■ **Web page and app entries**
*** Begin section ***

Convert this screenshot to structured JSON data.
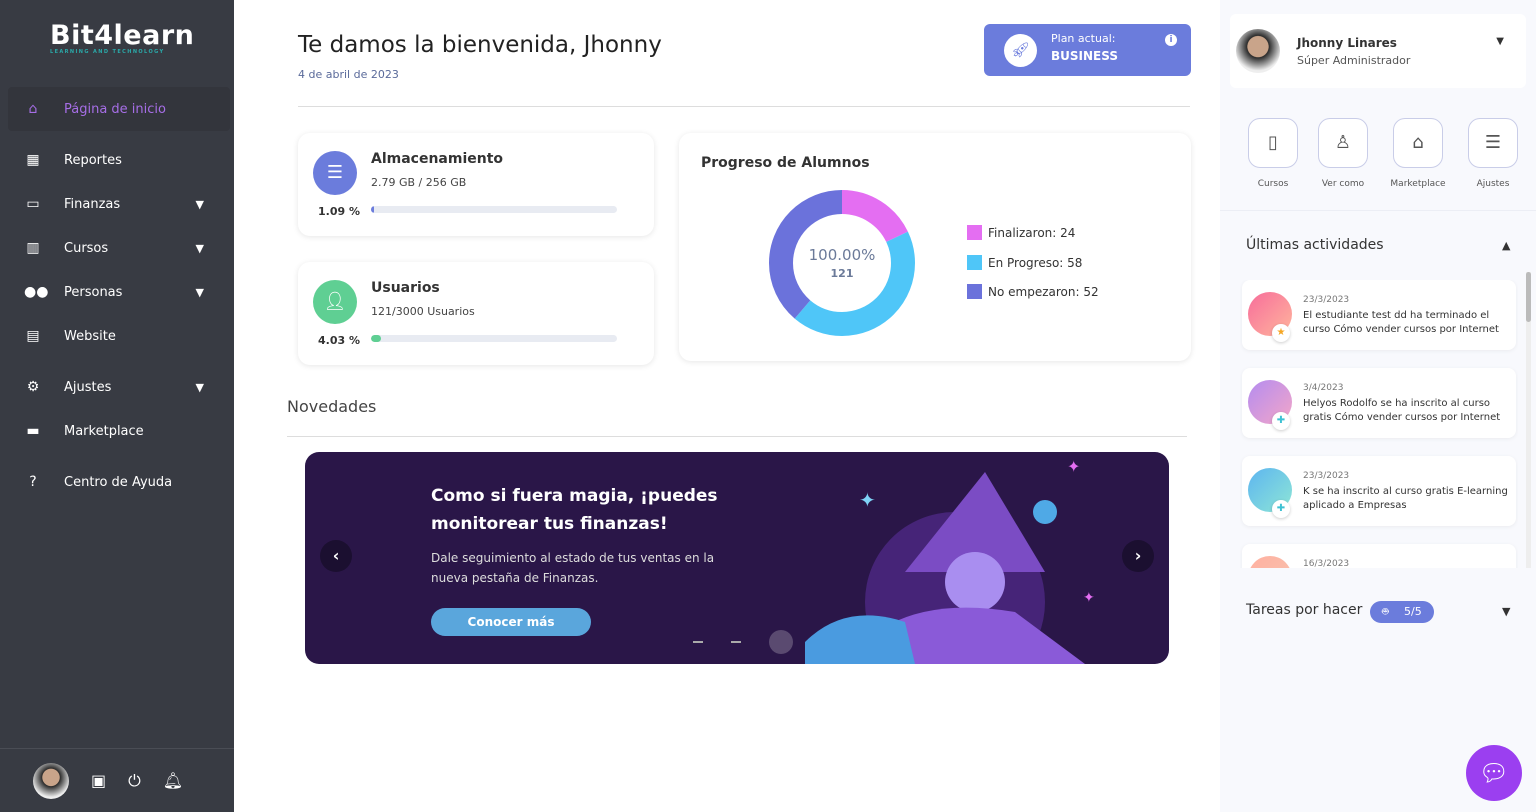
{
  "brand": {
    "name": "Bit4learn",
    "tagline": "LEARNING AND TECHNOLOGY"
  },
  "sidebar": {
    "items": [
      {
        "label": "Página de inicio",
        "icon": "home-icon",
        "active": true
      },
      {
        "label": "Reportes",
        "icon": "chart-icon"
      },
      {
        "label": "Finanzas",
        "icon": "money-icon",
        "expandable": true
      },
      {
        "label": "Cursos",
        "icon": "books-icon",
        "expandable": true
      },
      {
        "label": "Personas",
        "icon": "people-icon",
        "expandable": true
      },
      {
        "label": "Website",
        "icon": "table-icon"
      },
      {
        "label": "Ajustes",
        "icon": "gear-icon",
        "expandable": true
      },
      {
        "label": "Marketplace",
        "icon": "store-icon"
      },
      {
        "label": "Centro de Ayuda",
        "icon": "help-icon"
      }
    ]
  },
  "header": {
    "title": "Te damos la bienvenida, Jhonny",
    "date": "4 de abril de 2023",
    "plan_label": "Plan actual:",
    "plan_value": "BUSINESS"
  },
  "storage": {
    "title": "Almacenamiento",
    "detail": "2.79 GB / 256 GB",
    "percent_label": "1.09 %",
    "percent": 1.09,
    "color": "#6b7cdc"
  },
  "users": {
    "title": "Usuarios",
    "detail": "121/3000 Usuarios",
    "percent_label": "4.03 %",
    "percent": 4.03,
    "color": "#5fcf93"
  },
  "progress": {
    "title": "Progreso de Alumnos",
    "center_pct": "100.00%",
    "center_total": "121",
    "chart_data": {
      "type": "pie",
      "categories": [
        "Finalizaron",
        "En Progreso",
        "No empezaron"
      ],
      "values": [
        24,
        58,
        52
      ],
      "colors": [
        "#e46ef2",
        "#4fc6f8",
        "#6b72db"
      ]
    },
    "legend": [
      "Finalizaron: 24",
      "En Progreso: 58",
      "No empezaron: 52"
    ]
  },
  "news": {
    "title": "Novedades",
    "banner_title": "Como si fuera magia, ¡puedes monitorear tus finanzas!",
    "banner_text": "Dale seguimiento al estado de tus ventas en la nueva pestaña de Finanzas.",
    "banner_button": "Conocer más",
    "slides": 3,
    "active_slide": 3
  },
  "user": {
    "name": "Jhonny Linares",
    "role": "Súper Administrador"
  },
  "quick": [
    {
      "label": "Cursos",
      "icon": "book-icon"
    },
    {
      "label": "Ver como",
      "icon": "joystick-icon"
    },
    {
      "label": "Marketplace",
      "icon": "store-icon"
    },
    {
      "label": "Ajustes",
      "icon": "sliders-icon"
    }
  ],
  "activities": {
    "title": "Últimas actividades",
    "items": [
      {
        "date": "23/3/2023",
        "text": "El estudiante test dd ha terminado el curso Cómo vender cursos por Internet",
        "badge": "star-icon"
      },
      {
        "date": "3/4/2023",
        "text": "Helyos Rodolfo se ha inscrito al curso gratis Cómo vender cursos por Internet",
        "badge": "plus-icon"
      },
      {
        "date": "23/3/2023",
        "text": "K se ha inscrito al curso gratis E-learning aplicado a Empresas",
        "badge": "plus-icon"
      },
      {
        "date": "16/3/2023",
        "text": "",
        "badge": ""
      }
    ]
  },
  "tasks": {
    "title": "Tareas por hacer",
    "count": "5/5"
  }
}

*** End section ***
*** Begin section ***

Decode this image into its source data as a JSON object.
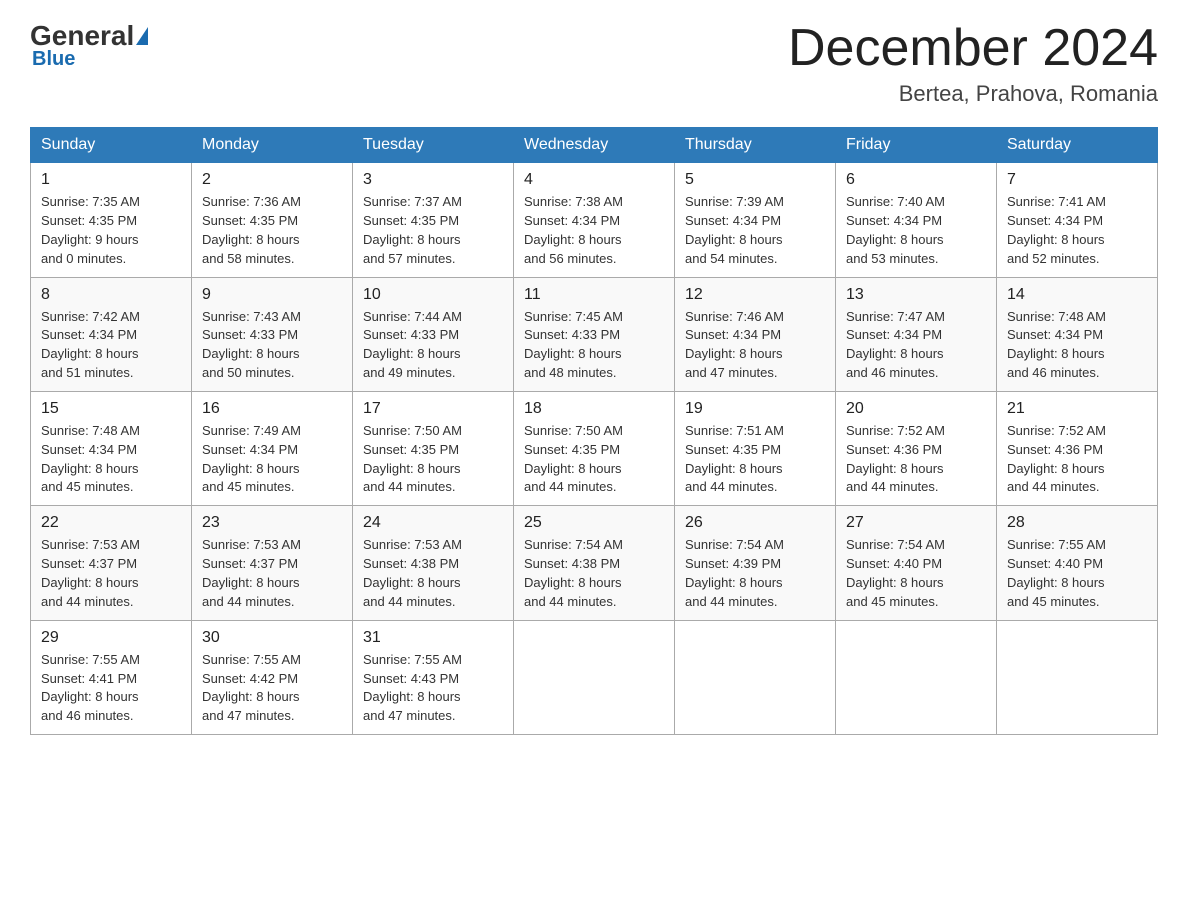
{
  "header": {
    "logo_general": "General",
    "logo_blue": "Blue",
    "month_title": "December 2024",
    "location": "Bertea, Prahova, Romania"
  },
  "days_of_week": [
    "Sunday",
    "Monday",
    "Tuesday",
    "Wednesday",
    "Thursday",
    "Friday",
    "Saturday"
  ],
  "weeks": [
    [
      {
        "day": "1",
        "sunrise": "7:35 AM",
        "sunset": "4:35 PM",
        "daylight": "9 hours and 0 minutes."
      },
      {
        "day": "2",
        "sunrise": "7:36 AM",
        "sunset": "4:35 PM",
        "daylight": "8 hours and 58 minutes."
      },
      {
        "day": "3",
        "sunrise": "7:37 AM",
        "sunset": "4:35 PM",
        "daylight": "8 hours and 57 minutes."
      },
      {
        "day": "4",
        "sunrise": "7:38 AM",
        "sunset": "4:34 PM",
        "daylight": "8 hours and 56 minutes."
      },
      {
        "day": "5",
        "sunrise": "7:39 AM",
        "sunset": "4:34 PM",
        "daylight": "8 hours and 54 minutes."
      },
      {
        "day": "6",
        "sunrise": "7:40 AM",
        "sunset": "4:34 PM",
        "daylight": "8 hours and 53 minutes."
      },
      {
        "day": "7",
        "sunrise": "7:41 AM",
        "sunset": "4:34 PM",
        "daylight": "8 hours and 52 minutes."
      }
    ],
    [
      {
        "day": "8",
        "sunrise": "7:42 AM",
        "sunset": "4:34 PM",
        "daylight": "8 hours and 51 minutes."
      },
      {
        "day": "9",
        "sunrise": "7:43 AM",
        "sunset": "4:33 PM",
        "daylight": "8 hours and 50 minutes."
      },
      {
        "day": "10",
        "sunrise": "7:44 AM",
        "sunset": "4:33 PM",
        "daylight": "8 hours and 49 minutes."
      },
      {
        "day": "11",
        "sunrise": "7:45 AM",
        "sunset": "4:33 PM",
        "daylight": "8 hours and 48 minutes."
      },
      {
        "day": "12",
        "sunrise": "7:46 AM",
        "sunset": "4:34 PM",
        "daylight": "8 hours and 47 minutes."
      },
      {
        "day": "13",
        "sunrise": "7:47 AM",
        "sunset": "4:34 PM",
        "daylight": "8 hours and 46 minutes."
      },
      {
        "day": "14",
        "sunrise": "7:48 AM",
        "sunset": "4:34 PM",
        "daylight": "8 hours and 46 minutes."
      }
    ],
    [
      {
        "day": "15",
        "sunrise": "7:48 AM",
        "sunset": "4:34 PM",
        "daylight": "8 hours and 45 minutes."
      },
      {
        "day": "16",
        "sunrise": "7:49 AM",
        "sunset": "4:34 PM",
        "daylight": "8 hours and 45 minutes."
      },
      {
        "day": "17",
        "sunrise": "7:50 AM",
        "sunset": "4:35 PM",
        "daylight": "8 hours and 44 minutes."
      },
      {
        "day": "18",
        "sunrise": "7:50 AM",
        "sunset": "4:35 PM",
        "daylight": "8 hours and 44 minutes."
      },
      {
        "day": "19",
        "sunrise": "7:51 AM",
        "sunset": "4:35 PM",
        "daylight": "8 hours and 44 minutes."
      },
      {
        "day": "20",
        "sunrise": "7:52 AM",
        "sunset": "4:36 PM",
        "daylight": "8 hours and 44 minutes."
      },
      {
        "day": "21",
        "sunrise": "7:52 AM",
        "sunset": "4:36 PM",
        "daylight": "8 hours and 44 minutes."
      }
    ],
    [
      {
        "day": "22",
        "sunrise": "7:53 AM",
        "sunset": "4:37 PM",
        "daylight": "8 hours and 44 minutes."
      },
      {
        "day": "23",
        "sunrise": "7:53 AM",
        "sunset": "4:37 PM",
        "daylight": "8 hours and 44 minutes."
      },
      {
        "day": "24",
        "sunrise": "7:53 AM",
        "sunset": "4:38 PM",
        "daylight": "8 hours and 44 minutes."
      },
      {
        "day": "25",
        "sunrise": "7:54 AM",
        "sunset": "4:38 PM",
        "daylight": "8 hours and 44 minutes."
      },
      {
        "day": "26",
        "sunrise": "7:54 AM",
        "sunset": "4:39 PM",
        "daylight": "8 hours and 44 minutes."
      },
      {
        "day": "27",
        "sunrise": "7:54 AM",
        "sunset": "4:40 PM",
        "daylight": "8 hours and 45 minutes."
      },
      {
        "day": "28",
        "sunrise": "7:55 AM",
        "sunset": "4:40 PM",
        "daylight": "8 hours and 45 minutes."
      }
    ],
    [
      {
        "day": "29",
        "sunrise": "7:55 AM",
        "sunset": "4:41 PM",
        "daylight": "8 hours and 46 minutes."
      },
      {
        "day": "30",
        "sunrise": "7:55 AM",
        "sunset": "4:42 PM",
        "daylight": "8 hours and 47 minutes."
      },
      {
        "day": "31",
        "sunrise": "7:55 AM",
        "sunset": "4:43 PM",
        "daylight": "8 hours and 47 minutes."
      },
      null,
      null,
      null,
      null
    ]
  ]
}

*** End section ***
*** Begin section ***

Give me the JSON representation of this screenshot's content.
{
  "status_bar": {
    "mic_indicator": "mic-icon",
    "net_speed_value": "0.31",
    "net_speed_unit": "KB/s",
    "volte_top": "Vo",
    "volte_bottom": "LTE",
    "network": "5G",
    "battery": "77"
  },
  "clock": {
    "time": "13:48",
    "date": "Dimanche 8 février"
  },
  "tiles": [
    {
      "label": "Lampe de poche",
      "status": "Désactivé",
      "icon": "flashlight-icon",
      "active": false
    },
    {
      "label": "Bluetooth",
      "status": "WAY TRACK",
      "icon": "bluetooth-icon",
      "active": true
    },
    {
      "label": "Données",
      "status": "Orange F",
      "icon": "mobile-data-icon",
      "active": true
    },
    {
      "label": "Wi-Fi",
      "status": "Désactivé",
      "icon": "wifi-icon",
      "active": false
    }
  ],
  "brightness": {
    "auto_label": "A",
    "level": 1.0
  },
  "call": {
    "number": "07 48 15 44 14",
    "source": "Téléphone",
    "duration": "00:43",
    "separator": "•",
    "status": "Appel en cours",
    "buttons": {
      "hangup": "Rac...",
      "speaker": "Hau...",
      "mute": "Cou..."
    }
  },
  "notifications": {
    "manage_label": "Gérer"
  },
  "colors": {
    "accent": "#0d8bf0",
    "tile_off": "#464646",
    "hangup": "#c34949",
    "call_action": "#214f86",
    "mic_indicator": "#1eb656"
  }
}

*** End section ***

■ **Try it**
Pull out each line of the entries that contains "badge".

■ **Exercise response**
        "badge": "star-icon"
        "badge": "plus-icon"
        "badge": "plus-icon"
        "badge": ""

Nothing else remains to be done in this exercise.